R-71, the gay partner benefits referendum, looks to be passing statewide (51 percent yes, 49 percent no), driven by the "yes" vote in 10 of Washington's 39 counties, all of them bordering the Salish Sea. In fact, only two counties on Puget Sound did not approve it: Pierce and Mason.
Compare that with the state spending and anti-tax initiative, I-1033. The Tim Eyman measure was defeated all around Puget Sound, again with the exception of Pierce and Mason counties. Yet, as of now, it's also going down to defeat (55 percent no to 45 percent yes) in more than half of the state's counties, including some in central Washington (Kittitas and Yakima), and nearly all of southeastern Washington, a generally Republican enclave (outside Spokane), including strongholds like Lincoln and Adams counties.
Support for gay rights is strong in Puget Sound country, and that has made the difference. But much of normally fiscally conservative Eastern Washington joined the Wetside in opposing Eyman's restraints on government spending and decision-making. The Dryside has benefited from huge state and federal projects (irrigation, dams, farm subsidies). In fact, in some counties, like Garfield, public-sector jobs are the biggest employer (Garfield rejected Eyman with a 60 percent "no" vote).

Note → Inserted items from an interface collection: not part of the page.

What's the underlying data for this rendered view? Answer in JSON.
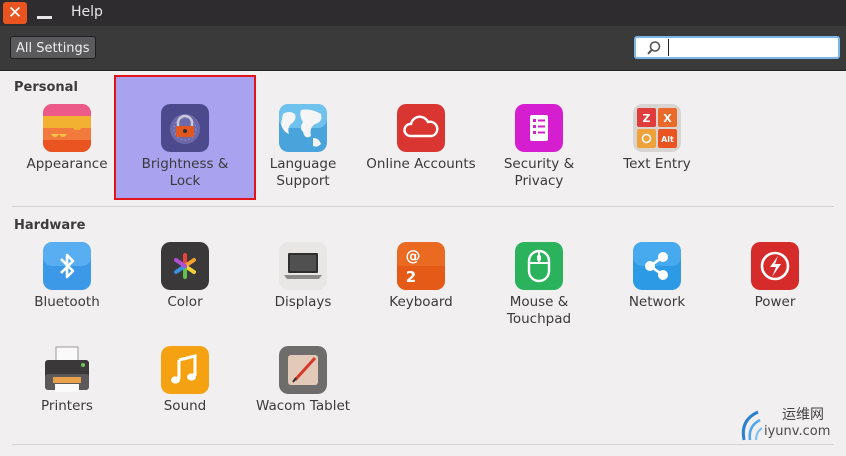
{
  "titlebar": {
    "menu_help": "Help",
    "close_glyph": "✕"
  },
  "toolbar": {
    "all_settings": "All Settings",
    "search_placeholder": ""
  },
  "sections": {
    "personal": "Personal",
    "hardware": "Hardware"
  },
  "personal": [
    {
      "id": "appearance",
      "label": "Appearance",
      "icon": "appearance-icon"
    },
    {
      "id": "brightness",
      "label": "Brightness & Lock",
      "icon": "padlock-icon",
      "selected": true
    },
    {
      "id": "language",
      "label": "Language Support",
      "icon": "globe-icon"
    },
    {
      "id": "online",
      "label": "Online Accounts",
      "icon": "cloud-icon"
    },
    {
      "id": "security",
      "label": "Security & Privacy",
      "icon": "security-icon"
    },
    {
      "id": "textentry",
      "label": "Text Entry",
      "icon": "keys-icon"
    }
  ],
  "hardware": [
    {
      "id": "bluetooth",
      "label": "Bluetooth",
      "icon": "bluetooth-icon"
    },
    {
      "id": "color",
      "label": "Color",
      "icon": "color-wheel-icon"
    },
    {
      "id": "displays",
      "label": "Displays",
      "icon": "monitor-icon"
    },
    {
      "id": "keyboard",
      "label": "Keyboard",
      "icon": "keyboard-key-icon"
    },
    {
      "id": "mouse",
      "label": "Mouse & Touchpad",
      "icon": "mouse-icon"
    },
    {
      "id": "network",
      "label": "Network",
      "icon": "network-icon"
    },
    {
      "id": "power",
      "label": "Power",
      "icon": "power-icon"
    },
    {
      "id": "printers",
      "label": "Printers",
      "icon": "printer-icon"
    },
    {
      "id": "sound",
      "label": "Sound",
      "icon": "music-note-icon"
    },
    {
      "id": "wacom",
      "label": "Wacom Tablet",
      "icon": "tablet-icon"
    }
  ],
  "textentry_keys": [
    "Z",
    "X",
    "Alt"
  ],
  "keyboard_keys": [
    "@",
    "2"
  ],
  "watermark": {
    "cn": "运维网",
    "url": "iyunv.com"
  },
  "colors": {
    "accent": "#e95420",
    "selection": "#a9a2ee",
    "selection_border": "#e0141a"
  }
}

While there's a sense that red states and counties often don't vote their self-interest, maybe the Great Recession has brought a dose of realism. In Republican Adams county, R-71 was going down 73 percent to 27 percent, but so was the anti-tax measure 58 to 41. They may not be ready for almost-gay marriage, but they're also not ready to kill off government.